= Beginning of Section =

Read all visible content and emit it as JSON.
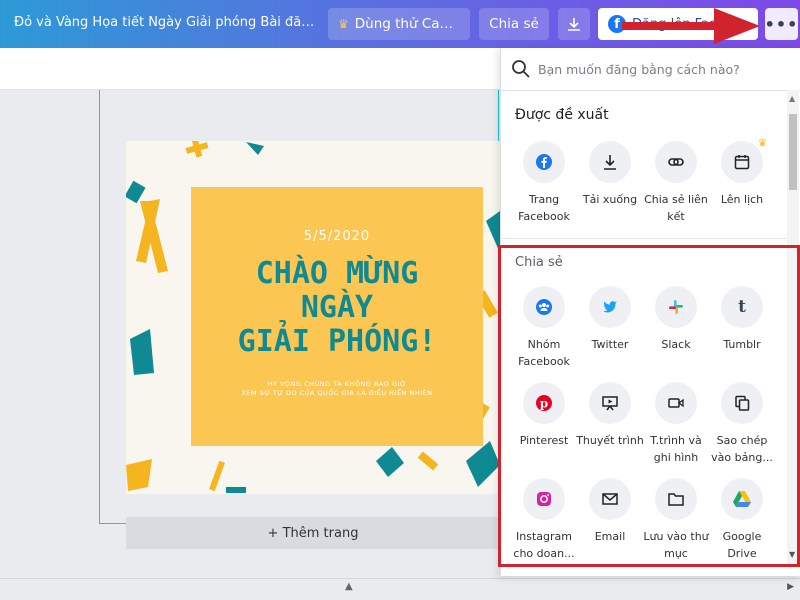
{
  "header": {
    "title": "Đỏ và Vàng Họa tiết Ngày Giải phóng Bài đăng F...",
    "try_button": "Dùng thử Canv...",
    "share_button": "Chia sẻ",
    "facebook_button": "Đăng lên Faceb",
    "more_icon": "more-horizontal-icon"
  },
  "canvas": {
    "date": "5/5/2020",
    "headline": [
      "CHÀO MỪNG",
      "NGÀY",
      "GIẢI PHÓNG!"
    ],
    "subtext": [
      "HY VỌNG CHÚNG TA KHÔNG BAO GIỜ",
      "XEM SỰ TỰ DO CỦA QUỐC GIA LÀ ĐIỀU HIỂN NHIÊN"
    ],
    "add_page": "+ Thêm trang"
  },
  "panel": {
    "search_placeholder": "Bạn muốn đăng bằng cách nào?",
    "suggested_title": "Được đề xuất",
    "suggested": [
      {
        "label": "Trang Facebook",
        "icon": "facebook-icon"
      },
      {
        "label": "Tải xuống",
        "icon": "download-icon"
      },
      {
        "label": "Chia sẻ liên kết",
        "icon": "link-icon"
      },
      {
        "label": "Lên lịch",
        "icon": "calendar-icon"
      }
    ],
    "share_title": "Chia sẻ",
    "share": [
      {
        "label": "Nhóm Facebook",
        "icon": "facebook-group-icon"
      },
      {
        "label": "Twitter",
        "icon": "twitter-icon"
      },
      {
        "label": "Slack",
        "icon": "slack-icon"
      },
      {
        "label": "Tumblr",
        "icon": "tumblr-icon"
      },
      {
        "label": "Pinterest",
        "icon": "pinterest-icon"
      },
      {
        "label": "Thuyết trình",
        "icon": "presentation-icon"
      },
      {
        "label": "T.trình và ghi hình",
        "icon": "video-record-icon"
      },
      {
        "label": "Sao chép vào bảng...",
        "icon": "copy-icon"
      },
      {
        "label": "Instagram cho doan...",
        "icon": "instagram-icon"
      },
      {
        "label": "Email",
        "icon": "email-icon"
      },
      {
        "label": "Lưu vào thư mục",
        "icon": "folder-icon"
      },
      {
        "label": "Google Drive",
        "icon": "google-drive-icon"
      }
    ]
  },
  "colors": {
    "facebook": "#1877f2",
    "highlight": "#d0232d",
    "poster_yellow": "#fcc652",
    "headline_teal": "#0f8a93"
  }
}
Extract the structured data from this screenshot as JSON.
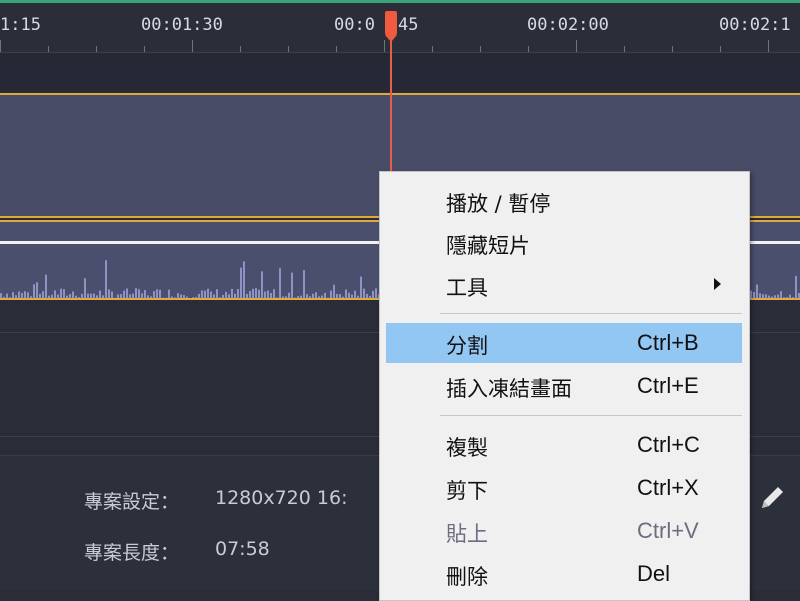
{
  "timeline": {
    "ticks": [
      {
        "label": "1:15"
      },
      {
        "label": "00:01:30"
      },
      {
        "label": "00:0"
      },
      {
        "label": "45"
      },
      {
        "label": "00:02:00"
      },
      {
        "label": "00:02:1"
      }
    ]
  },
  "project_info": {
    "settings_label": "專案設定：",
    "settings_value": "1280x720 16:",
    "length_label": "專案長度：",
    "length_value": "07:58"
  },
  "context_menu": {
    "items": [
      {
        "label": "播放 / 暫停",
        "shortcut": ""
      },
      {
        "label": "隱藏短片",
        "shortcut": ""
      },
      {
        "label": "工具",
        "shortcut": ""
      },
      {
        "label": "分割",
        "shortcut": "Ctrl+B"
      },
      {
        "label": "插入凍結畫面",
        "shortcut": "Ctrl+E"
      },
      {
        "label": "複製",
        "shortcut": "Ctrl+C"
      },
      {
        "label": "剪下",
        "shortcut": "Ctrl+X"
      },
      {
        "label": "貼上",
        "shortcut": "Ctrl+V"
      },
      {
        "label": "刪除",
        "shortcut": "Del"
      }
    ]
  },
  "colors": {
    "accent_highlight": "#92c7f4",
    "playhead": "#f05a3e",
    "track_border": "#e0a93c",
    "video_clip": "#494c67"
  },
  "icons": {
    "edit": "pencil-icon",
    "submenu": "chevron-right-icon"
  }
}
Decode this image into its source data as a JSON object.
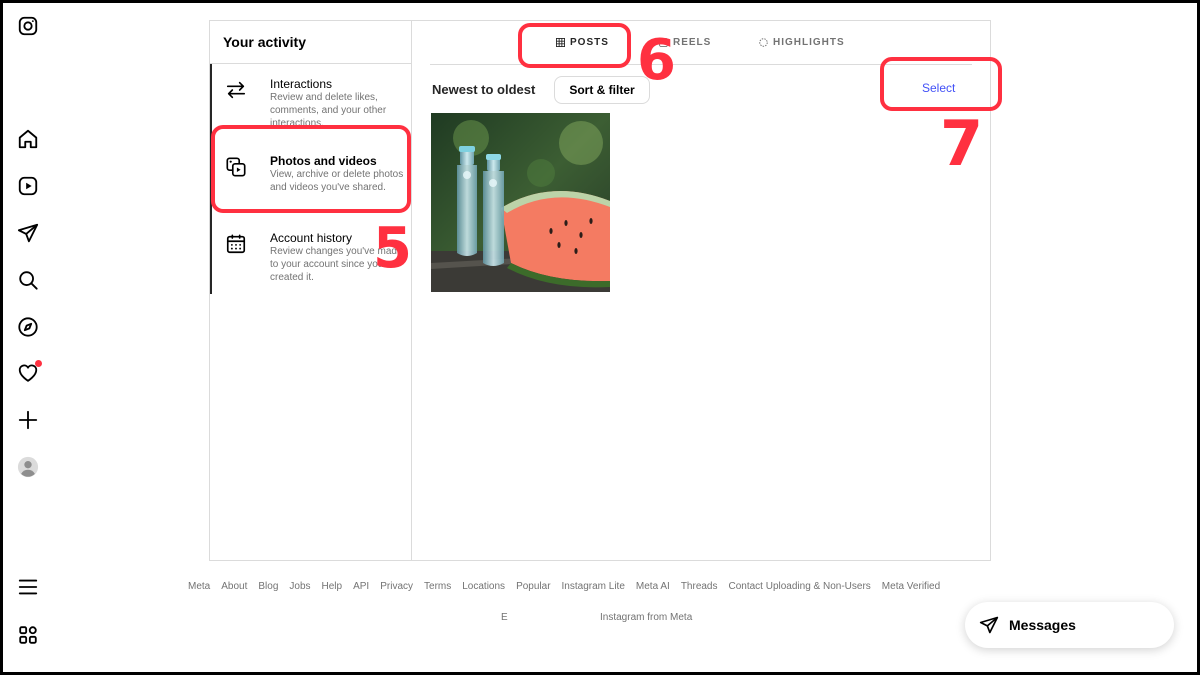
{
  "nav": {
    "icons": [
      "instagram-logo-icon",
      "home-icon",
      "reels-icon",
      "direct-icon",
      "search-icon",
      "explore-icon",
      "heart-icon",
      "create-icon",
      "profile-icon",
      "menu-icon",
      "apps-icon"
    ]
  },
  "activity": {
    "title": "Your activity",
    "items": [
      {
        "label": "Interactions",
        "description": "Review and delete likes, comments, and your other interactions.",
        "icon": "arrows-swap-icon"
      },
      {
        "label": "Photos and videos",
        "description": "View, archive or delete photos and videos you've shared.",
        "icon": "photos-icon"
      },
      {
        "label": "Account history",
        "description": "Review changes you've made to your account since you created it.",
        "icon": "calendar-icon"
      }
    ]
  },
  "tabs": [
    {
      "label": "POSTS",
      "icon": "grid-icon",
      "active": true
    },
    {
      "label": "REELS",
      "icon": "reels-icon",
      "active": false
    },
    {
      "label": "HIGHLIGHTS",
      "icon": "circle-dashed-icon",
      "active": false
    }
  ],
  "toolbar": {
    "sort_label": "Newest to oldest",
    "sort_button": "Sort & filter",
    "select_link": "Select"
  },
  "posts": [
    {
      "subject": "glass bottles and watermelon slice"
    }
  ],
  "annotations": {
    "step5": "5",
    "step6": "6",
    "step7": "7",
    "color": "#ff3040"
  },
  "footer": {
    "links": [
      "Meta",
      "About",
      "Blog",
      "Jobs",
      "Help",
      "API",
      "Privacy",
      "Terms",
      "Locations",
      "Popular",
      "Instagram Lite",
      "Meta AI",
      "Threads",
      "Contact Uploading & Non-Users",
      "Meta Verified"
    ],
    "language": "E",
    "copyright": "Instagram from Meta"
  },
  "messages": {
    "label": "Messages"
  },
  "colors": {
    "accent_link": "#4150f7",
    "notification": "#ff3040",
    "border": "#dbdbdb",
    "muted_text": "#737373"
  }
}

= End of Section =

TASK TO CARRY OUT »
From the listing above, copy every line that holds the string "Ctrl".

RESULT OF THE EXERCISE »
        "shortcut": "Ctrl+B"
        "shortcut": "Ctrl+E"
        "shortcut": "Ctrl+C"
        "shortcut": "Ctrl+X"
        "shortcut": "Ctrl+V"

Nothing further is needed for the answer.